Data entries:
----------------

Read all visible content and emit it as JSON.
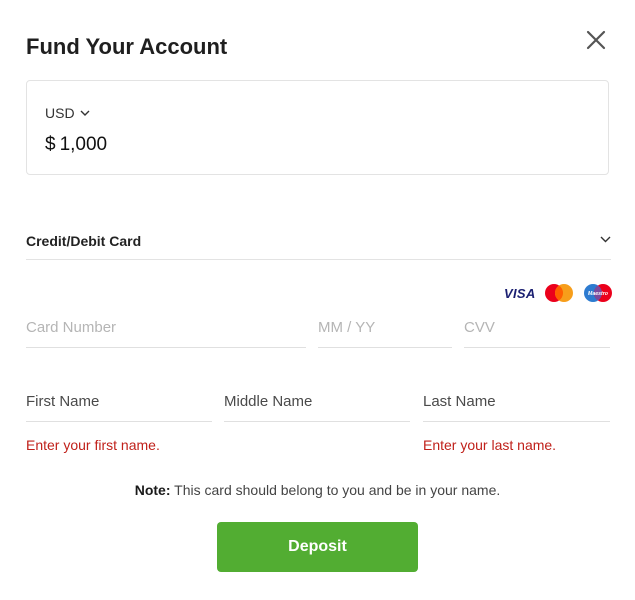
{
  "dialog": {
    "title": "Fund Your Account"
  },
  "amount": {
    "currency": "USD",
    "symbol": "$",
    "value": "1,000"
  },
  "payment_method": {
    "label": "Credit/Debit Card"
  },
  "card_brands": {
    "visa": "VISA",
    "mastercard": "mastercard-icon",
    "maestro": "Maestro"
  },
  "fields": {
    "card_number": {
      "placeholder": "Card Number",
      "value": ""
    },
    "expiry": {
      "placeholder": "MM / YY",
      "value": ""
    },
    "cvv": {
      "placeholder": "CVV",
      "value": ""
    },
    "first_name": {
      "placeholder": "First Name",
      "value": "",
      "error": "Enter your first name."
    },
    "middle_name": {
      "placeholder": "Middle Name",
      "value": ""
    },
    "last_name": {
      "placeholder": "Last Name",
      "value": "",
      "error": "Enter your last name."
    }
  },
  "note": {
    "label": "Note:",
    "text": "This card should belong to you and be in your name."
  },
  "actions": {
    "deposit_label": "Deposit"
  },
  "colors": {
    "accent_green": "#52ad32",
    "error_red": "#c0201a",
    "visa_blue": "#1a1f71",
    "mastercard_red": "#eb001b",
    "mastercard_orange": "#f79e1b",
    "maestro_blue": "#2d7bd0"
  }
}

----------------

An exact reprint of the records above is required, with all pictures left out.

ANSWER BOX:
Read all visible content and emit it as JSON.
{
  "dialog": {
    "title": "Fund Your Account"
  },
  "amount": {
    "currency": "USD",
    "symbol": "$",
    "value": "1,000"
  },
  "payment_method": {
    "label": "Credit/Debit Card"
  },
  "card_brands": {
    "visa": "VISA",
    "mastercard": "mastercard-icon",
    "maestro": "Maestro"
  },
  "fields": {
    "card_number": {
      "placeholder": "Card Number",
      "value": ""
    },
    "expiry": {
      "placeholder": "MM / YY",
      "value": ""
    },
    "cvv": {
      "placeholder": "CVV",
      "value": ""
    },
    "first_name": {
      "placeholder": "First Name",
      "value": "",
      "error": "Enter your first name."
    },
    "middle_name": {
      "placeholder": "Middle Name",
      "value": ""
    },
    "last_name": {
      "placeholder": "Last Name",
      "value": "",
      "error": "Enter your last name."
    }
  },
  "note": {
    "label": "Note:",
    "text": "This card should belong to you and be in your name."
  },
  "actions": {
    "deposit_label": "Deposit"
  },
  "colors": {
    "accent_green": "#52ad32",
    "error_red": "#c0201a",
    "visa_blue": "#1a1f71",
    "mastercard_red": "#eb001b",
    "mastercard_orange": "#f79e1b",
    "maestro_blue": "#2d7bd0"
  }
}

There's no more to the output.